§ Prompt
All lines in the records below that hold "data" are to be shown.

+ + + + +

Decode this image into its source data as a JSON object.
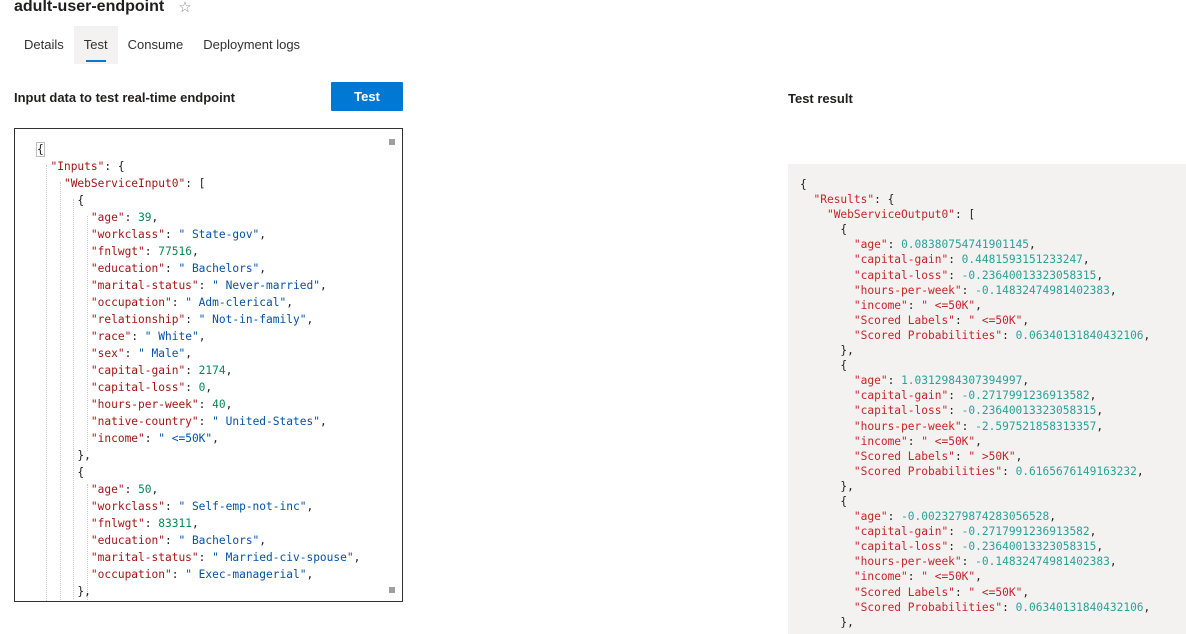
{
  "header": {
    "title": "adult-user-endpoint",
    "favorite_icon": "star-outline-icon"
  },
  "tabs": [
    {
      "label": "Details",
      "selected": false
    },
    {
      "label": "Test",
      "selected": true
    },
    {
      "label": "Consume",
      "selected": false
    },
    {
      "label": "Deployment logs",
      "selected": false
    }
  ],
  "input_section": {
    "label": "Input data to test real-time endpoint",
    "button_label": "Test"
  },
  "result_section": {
    "label": "Test result"
  },
  "input_json": {
    "root_key": "Inputs",
    "array_key": "WebServiceInput0",
    "records": [
      [
        {
          "key": "age",
          "value": "39",
          "type": "num"
        },
        {
          "key": "workclass",
          "value": " State-gov",
          "type": "str"
        },
        {
          "key": "fnlwgt",
          "value": "77516",
          "type": "num"
        },
        {
          "key": "education",
          "value": " Bachelors",
          "type": "str"
        },
        {
          "key": "marital-status",
          "value": " Never-married",
          "type": "str"
        },
        {
          "key": "occupation",
          "value": " Adm-clerical",
          "type": "str"
        },
        {
          "key": "relationship",
          "value": " Not-in-family",
          "type": "str"
        },
        {
          "key": "race",
          "value": " White",
          "type": "str"
        },
        {
          "key": "sex",
          "value": " Male",
          "type": "str"
        },
        {
          "key": "capital-gain",
          "value": "2174",
          "type": "num"
        },
        {
          "key": "capital-loss",
          "value": "0",
          "type": "num"
        },
        {
          "key": "hours-per-week",
          "value": "40",
          "type": "num"
        },
        {
          "key": "native-country",
          "value": " United-States",
          "type": "str"
        },
        {
          "key": "income",
          "value": " <=50K",
          "type": "str"
        }
      ],
      [
        {
          "key": "age",
          "value": "50",
          "type": "num"
        },
        {
          "key": "workclass",
          "value": " Self-emp-not-inc",
          "type": "str"
        },
        {
          "key": "fnlwgt",
          "value": "83311",
          "type": "num"
        },
        {
          "key": "education",
          "value": " Bachelors",
          "type": "str"
        },
        {
          "key": "marital-status",
          "value": " Married-civ-spouse",
          "type": "str"
        },
        {
          "key": "occupation",
          "value": " Exec-managerial",
          "type": "str"
        }
      ]
    ]
  },
  "result_json": {
    "root_key": "Results",
    "array_key": "WebServiceOutput0",
    "records": [
      [
        {
          "key": "age",
          "value": "0.08380754741901145",
          "type": "num"
        },
        {
          "key": "capital-gain",
          "value": "0.4481593151233247",
          "type": "num"
        },
        {
          "key": "capital-loss",
          "value": "-0.23640013323058315",
          "type": "num"
        },
        {
          "key": "hours-per-week",
          "value": "-0.14832474981402383",
          "type": "num"
        },
        {
          "key": "income",
          "value": " <=50K",
          "type": "str"
        },
        {
          "key": "Scored Labels",
          "value": " <=50K",
          "type": "str"
        },
        {
          "key": "Scored Probabilities",
          "value": "0.06340131840432106",
          "type": "num"
        }
      ],
      [
        {
          "key": "age",
          "value": "1.0312984307394997",
          "type": "num"
        },
        {
          "key": "capital-gain",
          "value": "-0.2717991236913582",
          "type": "num"
        },
        {
          "key": "capital-loss",
          "value": "-0.23640013323058315",
          "type": "num"
        },
        {
          "key": "hours-per-week",
          "value": "-2.597521858313357",
          "type": "num"
        },
        {
          "key": "income",
          "value": " <=50K",
          "type": "str"
        },
        {
          "key": "Scored Labels",
          "value": " >50K",
          "type": "str"
        },
        {
          "key": "Scored Probabilities",
          "value": "0.6165676149163232",
          "type": "num"
        }
      ],
      [
        {
          "key": "age",
          "value": "-0.0023279874283056528",
          "type": "num"
        },
        {
          "key": "capital-gain",
          "value": "-0.2717991236913582",
          "type": "num"
        },
        {
          "key": "capital-loss",
          "value": "-0.23640013323058315",
          "type": "num"
        },
        {
          "key": "hours-per-week",
          "value": "-0.14832474981402383",
          "type": "num"
        },
        {
          "key": "income",
          "value": " <=50K",
          "type": "str"
        },
        {
          "key": "Scored Labels",
          "value": " <=50K",
          "type": "str"
        },
        {
          "key": "Scored Probabilities",
          "value": "0.06340131840432106",
          "type": "num"
        }
      ]
    ]
  }
}
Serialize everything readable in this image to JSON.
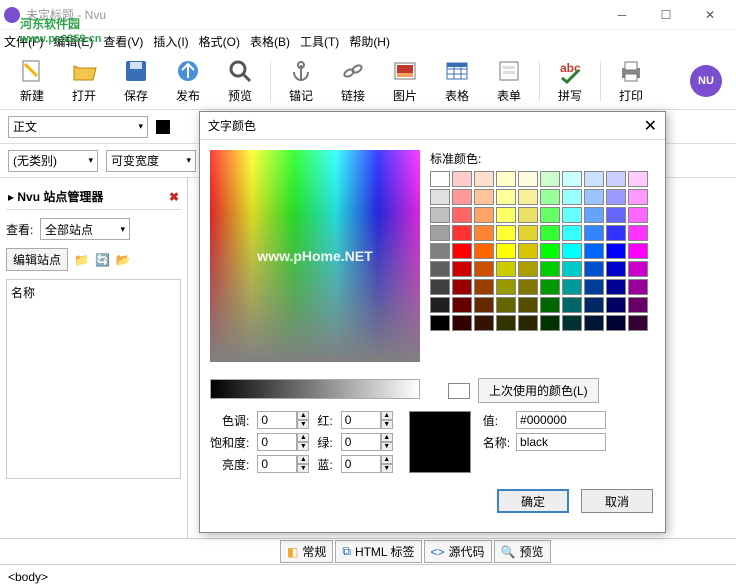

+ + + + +

§ Worked solution
Decode this image into its source data as a JSON object.
    "label": "Input data to test real-time endpoint",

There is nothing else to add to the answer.